Personal Character and Career Success: 12 Habits to Adopt Today

habitsAs a long-time homebuilding executive who has built more than 5,000 high-end homes over a 20-year period, I’ve learned a thing or two about the importance of a solid foundation.

A good home must be built on a solid foundation. The same is true of a good career: it must be built on a solid foundation of personal character.  Without strong personal character, any success will be short-lived.

So where do we start? Just ask Brian Kelly, the widely acclaimed head coach of the Notre Dame football team, who has famously said, “before we can start winning, we have to stop losing.”

In other words — we first have to stop doing all the things that undermine our success.

Although there are no cheerleaders, no big scoreboards, and no scheduled practices, being successful at work is a lot like being successful in sports. You first have to eliminate (or minimize) your bad habits and then go to work developing the good habits that will put you on the road to success. And just as there are fundamentals in football that lead to success, such as blocking, tackling, conditioning, and teamwork, there are also clear principles at work that lead to success.

Based on my experience as a businessman, entrepreneur, and philanthropist, I’ve identified 12 habits of career success, all of which are connected to personal character:

  • Achievement – Using effort, ability, and courage to set goals, get results, and continually improve. It marks the progressive realization of a worthy ideal.
  • Assertiveness – Saying what you mean and what you want clearly but in a manner that demonstrates kindness and respect for others.
  • Competence – Possessing the skill and capacity to perform a key task correctly the first time.
  • Discipline – Having the self-control to establish and follow a regimen that leads to accomplishment of a worthy goal.
  • Hard Work – Going the extra mile, voluntarily, to get the job done right.
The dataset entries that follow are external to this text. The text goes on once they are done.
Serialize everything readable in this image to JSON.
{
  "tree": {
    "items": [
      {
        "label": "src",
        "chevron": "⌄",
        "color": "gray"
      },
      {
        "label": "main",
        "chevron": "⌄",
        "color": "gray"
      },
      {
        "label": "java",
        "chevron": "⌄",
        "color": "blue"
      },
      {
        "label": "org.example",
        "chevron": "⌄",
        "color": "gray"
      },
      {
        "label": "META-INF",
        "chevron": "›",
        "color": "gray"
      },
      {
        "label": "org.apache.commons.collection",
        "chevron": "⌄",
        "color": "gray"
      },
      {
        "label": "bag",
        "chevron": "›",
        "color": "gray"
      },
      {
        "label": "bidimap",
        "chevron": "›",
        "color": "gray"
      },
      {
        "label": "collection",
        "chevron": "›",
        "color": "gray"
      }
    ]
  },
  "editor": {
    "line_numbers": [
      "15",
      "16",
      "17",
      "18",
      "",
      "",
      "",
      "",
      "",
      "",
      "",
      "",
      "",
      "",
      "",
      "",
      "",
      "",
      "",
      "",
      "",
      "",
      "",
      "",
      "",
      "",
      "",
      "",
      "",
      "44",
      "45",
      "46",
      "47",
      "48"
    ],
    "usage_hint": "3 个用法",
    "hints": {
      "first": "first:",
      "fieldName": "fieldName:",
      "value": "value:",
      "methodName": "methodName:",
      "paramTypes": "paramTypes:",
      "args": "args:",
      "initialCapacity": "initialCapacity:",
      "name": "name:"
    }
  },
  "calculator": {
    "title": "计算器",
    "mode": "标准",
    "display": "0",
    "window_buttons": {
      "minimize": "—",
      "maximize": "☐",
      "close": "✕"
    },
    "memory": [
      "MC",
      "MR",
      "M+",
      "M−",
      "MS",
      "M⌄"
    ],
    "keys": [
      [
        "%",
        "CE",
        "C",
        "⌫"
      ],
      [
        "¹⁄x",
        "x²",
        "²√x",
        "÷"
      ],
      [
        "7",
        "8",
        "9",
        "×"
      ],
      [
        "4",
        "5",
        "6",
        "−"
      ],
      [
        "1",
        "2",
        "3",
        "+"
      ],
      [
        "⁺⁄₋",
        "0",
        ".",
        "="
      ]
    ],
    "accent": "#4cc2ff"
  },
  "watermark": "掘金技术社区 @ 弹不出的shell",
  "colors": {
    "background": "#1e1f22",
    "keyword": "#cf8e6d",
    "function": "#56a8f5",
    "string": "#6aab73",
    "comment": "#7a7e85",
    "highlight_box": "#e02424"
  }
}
Working with a sense of urgency.
  • Judgment – Displaying the ability to understand a complex issue and see the most important factors at a given place and time. Knowing what to do when.
  • Perseverance – Possessing the will and stamina to continue pursuing a goal despite obstacles, resistance, or discouragement.
  • Reliability – Making good on your commitments. Following up as expected. Being dependable.
  • Resilience – Having the ability to recover quickly and fully from setbacks, adversity, and hardships. Having the strength to endure.
  • Responsibility – Taking ownership of a problem, a project, or a person. Holding yourself accountable and not making excuses.
  • Responsiveness – Responding in a timely and considerate manner to the needs of yourself and others.
  • Self-Control – Having the ability to control your emotions, words, and actions in a manner that shows respect for others.

Why Does Personal Character Matter at Work?

No man, as the saying goes, is an island. We all depend on each other. Having standards for behavior allows us to live in a more predictable world that respects the needs and dignity of everyone. Whether we realize it or not, we are all carefully observing the behavior of those around us, and we expect them to operate with good character—so much so that when they don’t, we are very tough on them. Just ask Tiger Woods (fidelity), Barry Bonds (honesty), or Bill Clinton (integrity).

While it can take decades to earn a great reputation, you can lose it in an instant with a serious breach of character. And while having consistent good character will lead to many positive outcomes, it is also most valuable in preventing bad outcomes.

The more time you spend thinking about your personal character, the more conscious you become of things you could do better. This self-awareness is healthy, as it encourages the cultivation of virtues and the shedding of bad habits. And yes, we all have bad habits.

As you give more thought to your personal character and to its improvement, I can promise you six things will happen:

  1. You will strengthen your personal character.
  2. Your personal relationships will improve.
  3. You will do better at work.
  4. Your self-esteem will rise.
  5. You will be happier.
  6. Your chances of personal success will increase.

That’s an impressive return on investment in your personal character. So don’t shortchange your foundation. Everything else depends on it. Take the trouble to make it as solid and strong as possible so that it will support you on your journey.

T.W. Lewis

T.W. Lewis

T.W. LEWIS is the author of SOLID GROUND: A Foundation For Winning In Work And In Life and the founder of T.W. Lewis Company, an award-winning Scottsdale, Arizona based real estate and investment company. Lewis and his wife Jan formed T.W. Lewis Foundation to support higher education, children and families in need, youth character education and a variety of local and national non-profits that strengthen America's civil society.

No Replies to "Personal Character and Career Success: 12 Habits to Adopt Today"